In a world where Tori Spelling's 3-year-old son has a Twitter account and toddlers are making Lady Gaga videos on YouTube, it's increasingly difficult for parents to refuse their kids access to Facebook, Twitter, Google Buzz, YouTube, and other social networking sites.
And yet we're also living in a world in which 1 in 5 U.S. children say they do things online that their parents wouldn't approve of, according to a 2007 Norton Online Living Report. We know that kids are supposed to be 13 to use social networking sites, but even ultra-responsible parents often throw in the towel and let their kids fake their birthdates and create accounts.
Why? In the words of one mom who let her 11-year-old daughter have a Facebook page, "All her friends were on it."
Parents are simply outgunned -- by peer pressure, pop culture, and an Internet-centric lifestyle. Having a Facebook page has become a modern rite of passage. In fact, a Pangea Media poll found that most tweens would rather give up TV than the Internet.

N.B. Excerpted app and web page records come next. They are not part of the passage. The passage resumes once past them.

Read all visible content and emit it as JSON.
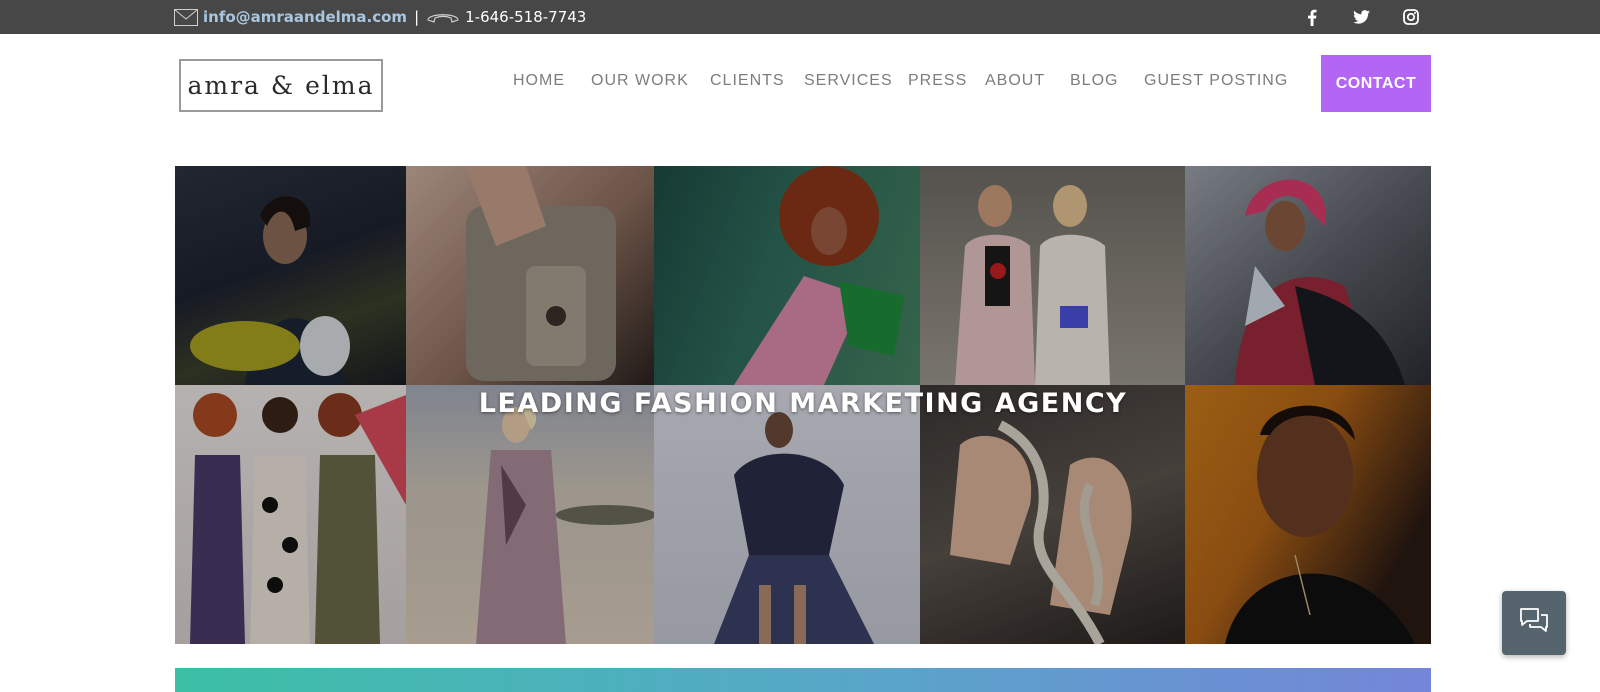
{
  "topbar": {
    "email": "info@amraandelma.com",
    "separator": "|",
    "phone": "1-646-518-7743",
    "icons": [
      "mail-icon",
      "phone-icon",
      "facebook-icon",
      "twitter-icon",
      "instagram-icon"
    ]
  },
  "header": {
    "logo_text": "amra & elma",
    "nav": [
      "HOME",
      "OUR WORK",
      "CLIENTS",
      "SERVICES",
      "PRESS",
      "ABOUT",
      "BLOG",
      "GUEST POSTING"
    ],
    "contact_label": "CONTACT"
  },
  "hero": {
    "title": "LEADING FASHION MARKETING AGENCY"
  },
  "colors": {
    "topbar": "#474747",
    "contact_button": "#b366f4",
    "email_link": "#a8c6e0",
    "nav_text": "#7d7d7d",
    "chat_widget": "#56656d"
  },
  "chat": {
    "icon": "chat-bubbles-icon"
  }
}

Many parents who relent do have conditions: Their kids have to "friend" them, adhere to time limits, use privacy settings, and behave responsibly -- as in no trash talking, cyberbullying, sexting, or chatting with strangers. But the bottom line is that there's a reason that most adult social networking sites set 13 as their entry age.
According to the Children's' Online Privacy Protection Act (COPPA), different rules govern the information that companies can collect on users younger than 13. And if companies do collect information on kids under 13, they're required to tell the kids' parents. These rules are there to protect kids from being taken advantage of.
So you have to ask yourself what message you're sending your kids if you knowingly let them break a site's age rules. Times have changed. Instead of explaining why kids can't see a grown-up movie, more often than not we're explaining why they can't join a grown-up social space. But you're still the parent. And you are the expert on your kids.